Proposes a 2-phase process for problem solving, the expansion phase, followed by the closure phase. The six steps to this process are:
      1. Problem finding
2. Problem stating
3. Option finding
4. Deciding
5. Taking action
6. Evaluating results
Classification: 6 Steps in the Scientific Method


Field: Decision Making

Source: Thinking with Equations (1990) by Charles Wales
Five thinking operations of decision making:
      Define the Situation
State the Goal
Generate ideas
Prepare the GENI Plan
Take Action
The GENI process:
Goal, Equation, Need, Information
Classification: 5 Steps of the Scientific Method

Note: For many other model formulas on decision making, see Brief “Models, Systems Guides for Decision Making in the Literature” on my website www.decisionmaking.org.

Field: Problem Solving

Source: The Complete Problem Solver (1989) by John R. Hayes
Defines actions involved in problem solving:
      1. Finding the problem
2. Representing the problem
3. Planning the solution
4. Carrying out the plan.
5. Evaluating the solution
6. Consolidating gains
Classification: 6 Steps of the Scientific Method


Source: Thinking Skills (1986) by Barbara Presseisen
Refers to Sternberg’s “steps” for solving problems:

      1. Problem identification
2. Process selection
3. Strategy selection
4. Representation selection
5. Allocation of resources
6. Solution monitoring
7. Sensitivity to feedback
8. Translation of feedback into action plan
9. Implementation of an action plan
Classification: 9 Steps in the Scientific Method

Field: Creative Problem Solving

Source: Creative Education Foundation, 289 Bay Road, Hadley, MA 01035, www.creativeeducationfoundation.org
They have taught this model formula for creative problem solving (without reference to scientific method) to millions of seminar attendees and others.
Current Osborn-Parness Process:
      Objective Finding
Fact Finding
Problem Finding
Idea Finding
Solution Finding
Acceptance Finding
Classification: 6 Steps of the Scientific Method

Field: Psychology

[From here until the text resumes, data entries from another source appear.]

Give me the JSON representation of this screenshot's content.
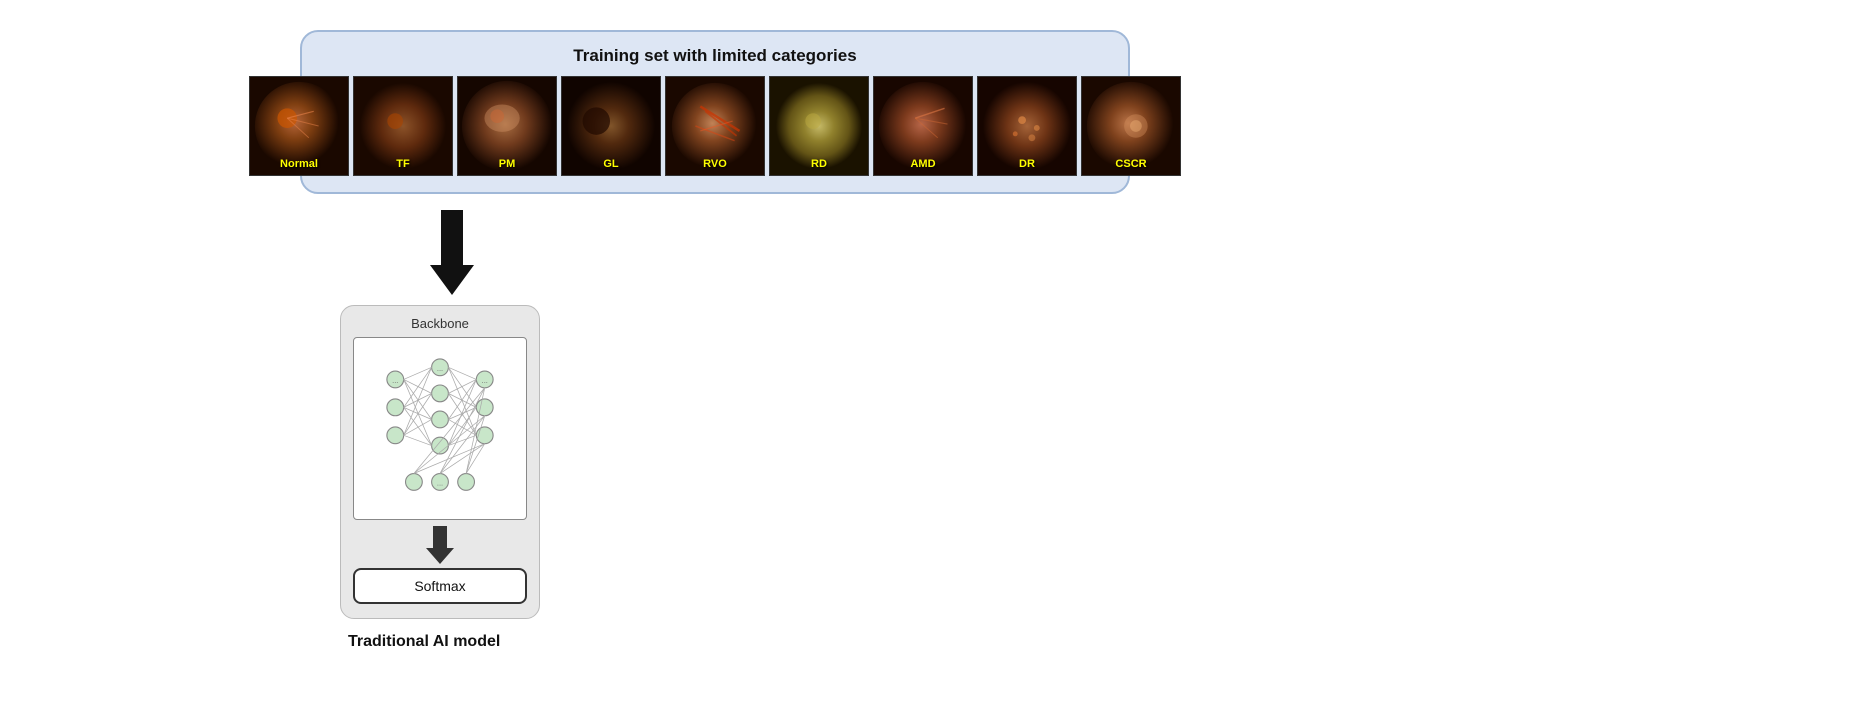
{
  "training_box": {
    "title": "Training set with limited categories"
  },
  "eye_images": [
    {
      "label": "Normal",
      "hue": "warm_brown",
      "id": "normal"
    },
    {
      "label": "TF",
      "hue": "dark_brown",
      "id": "tf"
    },
    {
      "label": "PM",
      "hue": "medium_brown",
      "id": "pm"
    },
    {
      "label": "GL",
      "hue": "dark",
      "id": "gl"
    },
    {
      "label": "RVO",
      "hue": "light_brown",
      "id": "rvo"
    },
    {
      "label": "RD",
      "hue": "yellow_green",
      "id": "rd"
    },
    {
      "label": "AMD",
      "hue": "red_brown",
      "id": "amd"
    },
    {
      "label": "DR",
      "hue": "brown",
      "id": "dr"
    },
    {
      "label": "CSCR",
      "hue": "orange_brown",
      "id": "cscr"
    }
  ],
  "backbone": {
    "title": "Backbone"
  },
  "softmax": {
    "label": "Softmax"
  },
  "model_label": "Traditional AI model"
}
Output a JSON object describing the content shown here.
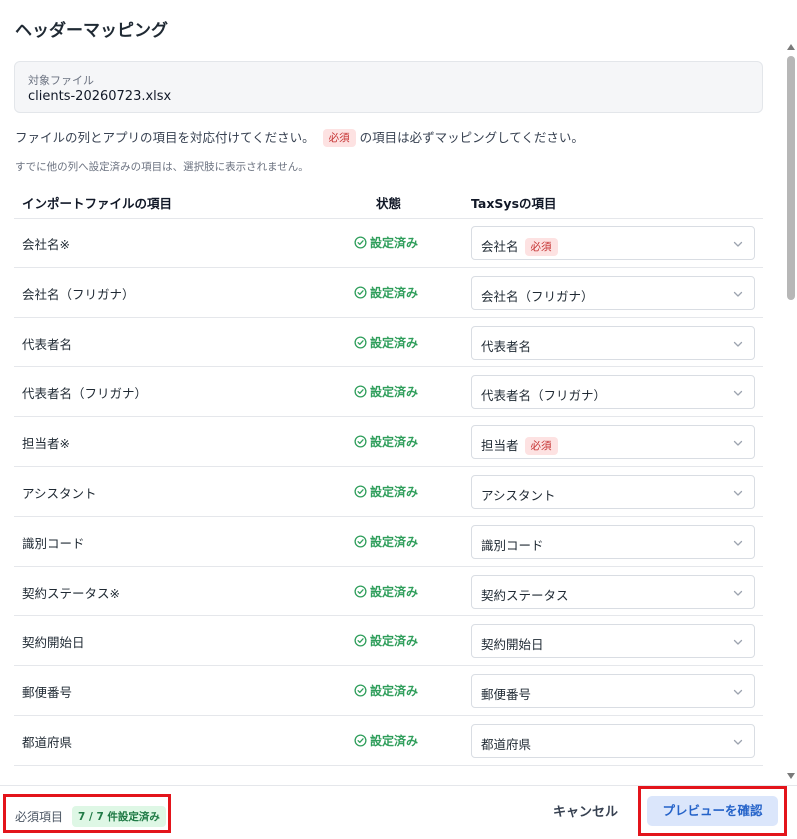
{
  "dialog": {
    "title": "ヘッダーマッピング",
    "file_label": "対象ファイル",
    "file_name": "clients-20260723.xlsx",
    "instruction_prefix": "ファイルの列とアプリの項目を対応付けてください。",
    "required_badge": "必須",
    "instruction_suffix": "の項目は必ずマッピングしてください。",
    "note": "すでに他の列へ設定済みの項目は、選択肢に表示されません。"
  },
  "table": {
    "headers": {
      "import_item": "インポートファイルの項目",
      "status": "状態",
      "taxsys_item": "TaxSysの項目"
    },
    "rows": [
      {
        "name": "会社名※",
        "status": "設定済み",
        "mapped": "会社名",
        "required": "必須"
      },
      {
        "name": "会社名（フリガナ）",
        "status": "設定済み",
        "mapped": "会社名（フリガナ）",
        "required": ""
      },
      {
        "name": "代表者名",
        "status": "設定済み",
        "mapped": "代表者名",
        "required": ""
      },
      {
        "name": "代表者名（フリガナ）",
        "status": "設定済み",
        "mapped": "代表者名（フリガナ）",
        "required": ""
      },
      {
        "name": "担当者※",
        "status": "設定済み",
        "mapped": "担当者",
        "required": "必須"
      },
      {
        "name": "アシスタント",
        "status": "設定済み",
        "mapped": "アシスタント",
        "required": ""
      },
      {
        "name": "識別コード",
        "status": "設定済み",
        "mapped": "識別コード",
        "required": ""
      },
      {
        "name": "契約ステータス※",
        "status": "設定済み",
        "mapped": "契約ステータス",
        "required": ""
      },
      {
        "name": "契約開始日",
        "status": "設定済み",
        "mapped": "契約開始日",
        "required": ""
      },
      {
        "name": "郵便番号",
        "status": "設定済み",
        "mapped": "郵便番号",
        "required": ""
      },
      {
        "name": "都道府県",
        "status": "設定済み",
        "mapped": "都道府県",
        "required": ""
      }
    ]
  },
  "footer": {
    "required_label": "必須項目",
    "required_count": "7 / 7 件設定済み",
    "cancel_label": "キャンセル",
    "confirm_label": "プレビューを確認"
  },
  "colors": {
    "status_green": "#2f9e5b",
    "required_red": "#c53030",
    "primary_blue": "#2563c9",
    "highlight_red": "#e3141b"
  },
  "icons": {
    "status": "check-circle-icon",
    "select": "chevron-down-icon"
  }
}
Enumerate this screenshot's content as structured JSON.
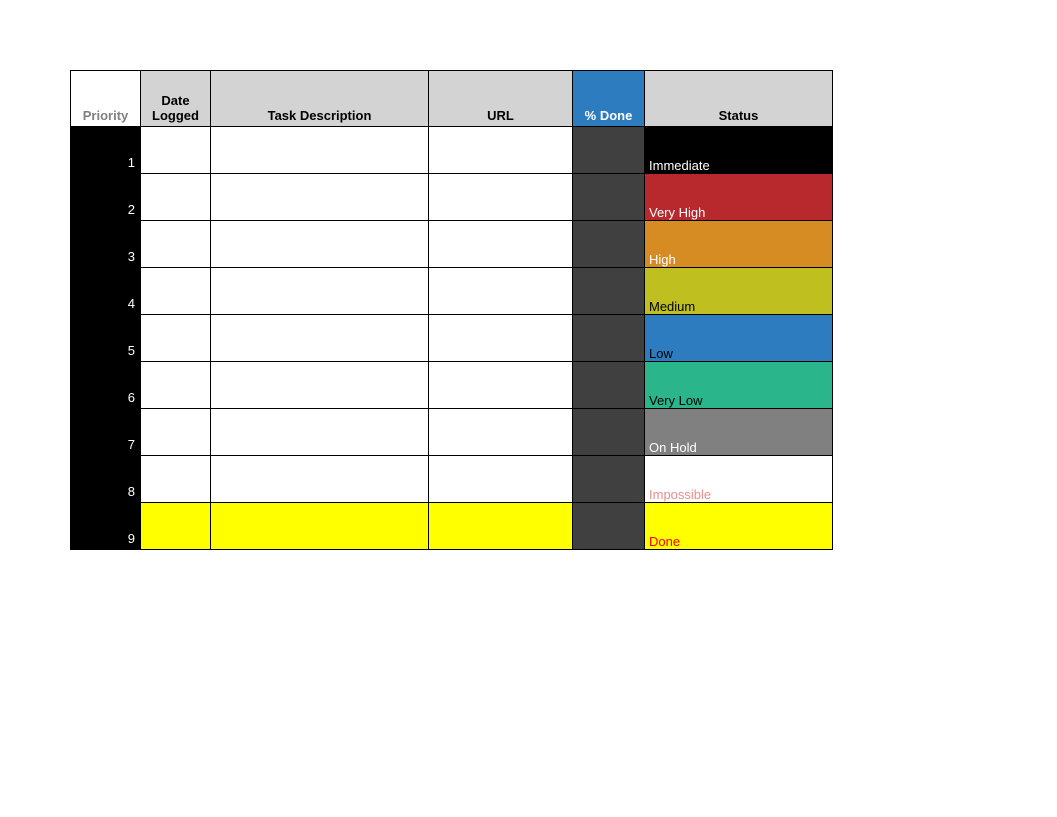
{
  "header": {
    "priority": "Priority",
    "date_logged": "Date Logged",
    "task_description": "Task Description",
    "url": "URL",
    "pct_done": "% Done",
    "status": "Status"
  },
  "rows": [
    {
      "priority": "1",
      "status_label": "Immediate",
      "status_bg": "#000000",
      "status_fg": "#ffffff",
      "row_bg_override": null
    },
    {
      "priority": "2",
      "status_label": "Very High",
      "status_bg": "#b8292e",
      "status_fg": "#ffffff",
      "row_bg_override": null
    },
    {
      "priority": "3",
      "status_label": "High",
      "status_bg": "#d68b23",
      "status_fg": "#ffffff",
      "row_bg_override": null
    },
    {
      "priority": "4",
      "status_label": "Medium",
      "status_bg": "#bfbf1f",
      "status_fg": "#000000",
      "row_bg_override": null
    },
    {
      "priority": "5",
      "status_label": "Low",
      "status_bg": "#2d7cc0",
      "status_fg": "#000000",
      "row_bg_override": null
    },
    {
      "priority": "6",
      "status_label": "Very Low",
      "status_bg": "#2bb58a",
      "status_fg": "#000000",
      "row_bg_override": null
    },
    {
      "priority": "7",
      "status_label": "On Hold",
      "status_bg": "#808080",
      "status_fg": "#ffffff",
      "row_bg_override": null
    },
    {
      "priority": "8",
      "status_label": "Impossible",
      "status_bg": "#ffffff",
      "status_fg": "#e78f8d",
      "row_bg_override": null
    },
    {
      "priority": "9",
      "status_label": "Done",
      "status_bg": "#ffff00",
      "status_fg": "#ff0000",
      "row_bg_override": "#ffff00"
    }
  ]
}
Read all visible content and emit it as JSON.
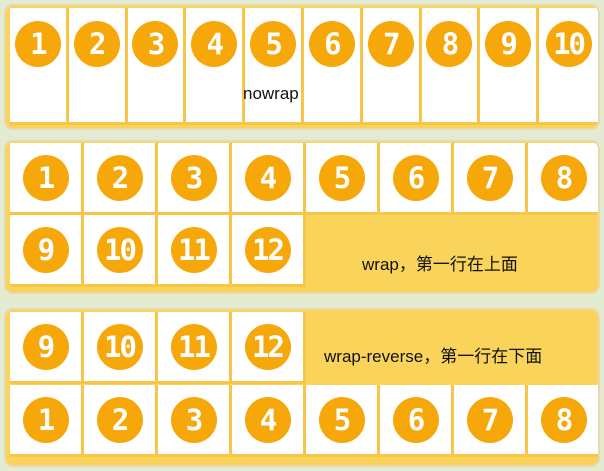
{
  "panels": {
    "nowrap": {
      "caption": "nowrap",
      "items": [
        "1",
        "2",
        "3",
        "4",
        "5",
        "6",
        "7",
        "8",
        "9",
        "10"
      ]
    },
    "wrap": {
      "caption": "wrap，第一行在上面",
      "first_row": [
        "1",
        "2",
        "3",
        "4",
        "5",
        "6",
        "7",
        "8"
      ],
      "second_row": [
        "9",
        "10",
        "11",
        "12"
      ]
    },
    "wrap_reverse": {
      "caption": "wrap-reverse，第一行在下面",
      "top_row": [
        "9",
        "10",
        "11",
        "12"
      ],
      "bottom_row": [
        "1",
        "2",
        "3",
        "4",
        "5",
        "6",
        "7",
        "8"
      ]
    }
  },
  "colors": {
    "container": "#f9d35a",
    "badge": "#f6a80a",
    "cell": "#ffffff",
    "background": "#e3ebd3"
  }
}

Source: Psychology for Life Today (1966) by Charles R. Foster
Quotes John Dewey’s Stages in Process of Thinking – most thinking can be broken down into these steps.
      1. A felt difficulty
2. Location and definition of the problem
3. Suggestion of possible solutions
4. Reasoning of possibilities of the suggestion or suggestions
5. Further observations and experiments leading to acceptance of rejection of the proposed solution.
Classification: 5 Steps of the Scientific Method

Source: Psychology’s Scientific Endeavor (1975) by Christopher Monte
The classical statement of scientific method:
      1. Observation
2. Defining the problem
3. Proposing a hypothesis
4. Experimentation
5. Theory formulation
Classification: 5 Steps of the Scientific Method

Field: Operations Research

Source: Introduction to Operations Research (1957) by C. Churchman
Major phases of an operations research project:
      1. Formulating the problem
2. Constructing a mathematical model to represent the system under study
3. Deriving a solution from the model
4. Testing the model and the solution derived from it
5. Establishing controls over the solution
6. Putting the solution to work: implementation
Classification: 6 Steps of the Scientific Method